- [App and web page records]
# # # # # # #
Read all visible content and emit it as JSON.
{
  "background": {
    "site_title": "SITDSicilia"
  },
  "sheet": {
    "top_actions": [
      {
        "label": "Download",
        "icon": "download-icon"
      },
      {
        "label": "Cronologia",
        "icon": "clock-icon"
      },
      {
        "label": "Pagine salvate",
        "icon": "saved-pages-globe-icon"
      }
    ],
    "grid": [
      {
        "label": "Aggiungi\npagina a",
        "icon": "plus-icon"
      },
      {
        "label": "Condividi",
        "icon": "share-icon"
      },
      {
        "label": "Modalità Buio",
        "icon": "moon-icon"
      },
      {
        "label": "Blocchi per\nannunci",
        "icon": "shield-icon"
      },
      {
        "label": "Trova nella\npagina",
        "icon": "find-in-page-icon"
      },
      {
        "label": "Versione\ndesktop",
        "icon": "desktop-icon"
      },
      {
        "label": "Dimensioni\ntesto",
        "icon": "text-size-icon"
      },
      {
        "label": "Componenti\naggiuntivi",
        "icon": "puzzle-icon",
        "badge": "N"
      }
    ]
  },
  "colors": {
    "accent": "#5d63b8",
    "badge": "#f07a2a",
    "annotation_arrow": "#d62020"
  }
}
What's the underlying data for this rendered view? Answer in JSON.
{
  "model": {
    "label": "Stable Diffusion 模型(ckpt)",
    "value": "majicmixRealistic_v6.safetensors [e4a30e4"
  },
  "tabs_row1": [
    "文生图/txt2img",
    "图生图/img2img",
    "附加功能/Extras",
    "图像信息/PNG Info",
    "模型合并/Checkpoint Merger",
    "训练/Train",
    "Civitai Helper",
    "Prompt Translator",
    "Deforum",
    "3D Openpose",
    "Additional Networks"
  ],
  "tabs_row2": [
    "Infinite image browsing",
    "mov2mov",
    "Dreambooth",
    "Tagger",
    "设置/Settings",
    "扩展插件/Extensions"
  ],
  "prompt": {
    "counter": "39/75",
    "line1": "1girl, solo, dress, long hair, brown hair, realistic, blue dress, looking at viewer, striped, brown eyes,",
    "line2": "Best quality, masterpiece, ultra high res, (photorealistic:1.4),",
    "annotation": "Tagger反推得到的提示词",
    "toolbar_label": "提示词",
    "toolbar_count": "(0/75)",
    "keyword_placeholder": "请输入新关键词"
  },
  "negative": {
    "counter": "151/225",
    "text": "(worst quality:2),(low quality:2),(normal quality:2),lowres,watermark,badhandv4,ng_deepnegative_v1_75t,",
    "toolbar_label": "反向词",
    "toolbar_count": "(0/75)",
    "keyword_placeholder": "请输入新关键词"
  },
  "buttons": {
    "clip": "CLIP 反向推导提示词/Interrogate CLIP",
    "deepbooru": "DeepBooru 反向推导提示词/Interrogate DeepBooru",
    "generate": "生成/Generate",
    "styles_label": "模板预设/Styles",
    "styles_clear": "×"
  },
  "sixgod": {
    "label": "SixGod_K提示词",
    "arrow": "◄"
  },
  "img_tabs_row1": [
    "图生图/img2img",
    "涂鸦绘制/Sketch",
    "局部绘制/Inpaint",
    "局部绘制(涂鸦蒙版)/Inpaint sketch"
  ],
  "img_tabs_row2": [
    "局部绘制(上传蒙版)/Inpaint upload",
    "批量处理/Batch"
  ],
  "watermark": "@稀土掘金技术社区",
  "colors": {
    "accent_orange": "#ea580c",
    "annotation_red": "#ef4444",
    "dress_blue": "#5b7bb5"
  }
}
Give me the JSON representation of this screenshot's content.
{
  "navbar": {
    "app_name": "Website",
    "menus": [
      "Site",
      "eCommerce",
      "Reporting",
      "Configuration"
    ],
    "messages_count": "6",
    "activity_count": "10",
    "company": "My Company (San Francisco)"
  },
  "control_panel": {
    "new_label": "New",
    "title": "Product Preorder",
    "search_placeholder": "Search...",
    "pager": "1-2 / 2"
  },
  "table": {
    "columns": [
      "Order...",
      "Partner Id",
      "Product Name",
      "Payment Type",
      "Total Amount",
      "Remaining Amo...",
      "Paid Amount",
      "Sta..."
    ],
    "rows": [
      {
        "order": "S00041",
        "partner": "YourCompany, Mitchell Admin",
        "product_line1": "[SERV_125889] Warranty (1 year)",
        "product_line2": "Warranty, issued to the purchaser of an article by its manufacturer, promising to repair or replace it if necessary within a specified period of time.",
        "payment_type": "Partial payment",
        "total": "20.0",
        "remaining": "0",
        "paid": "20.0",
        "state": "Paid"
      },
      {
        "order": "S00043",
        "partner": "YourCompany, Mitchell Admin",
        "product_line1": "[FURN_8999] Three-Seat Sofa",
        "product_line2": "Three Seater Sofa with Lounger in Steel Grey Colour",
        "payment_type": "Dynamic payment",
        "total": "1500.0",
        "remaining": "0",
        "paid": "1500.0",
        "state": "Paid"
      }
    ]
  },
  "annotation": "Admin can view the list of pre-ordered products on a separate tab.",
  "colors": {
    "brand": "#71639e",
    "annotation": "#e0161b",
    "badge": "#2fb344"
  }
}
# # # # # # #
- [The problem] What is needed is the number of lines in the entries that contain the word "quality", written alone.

- [Result for this task] 2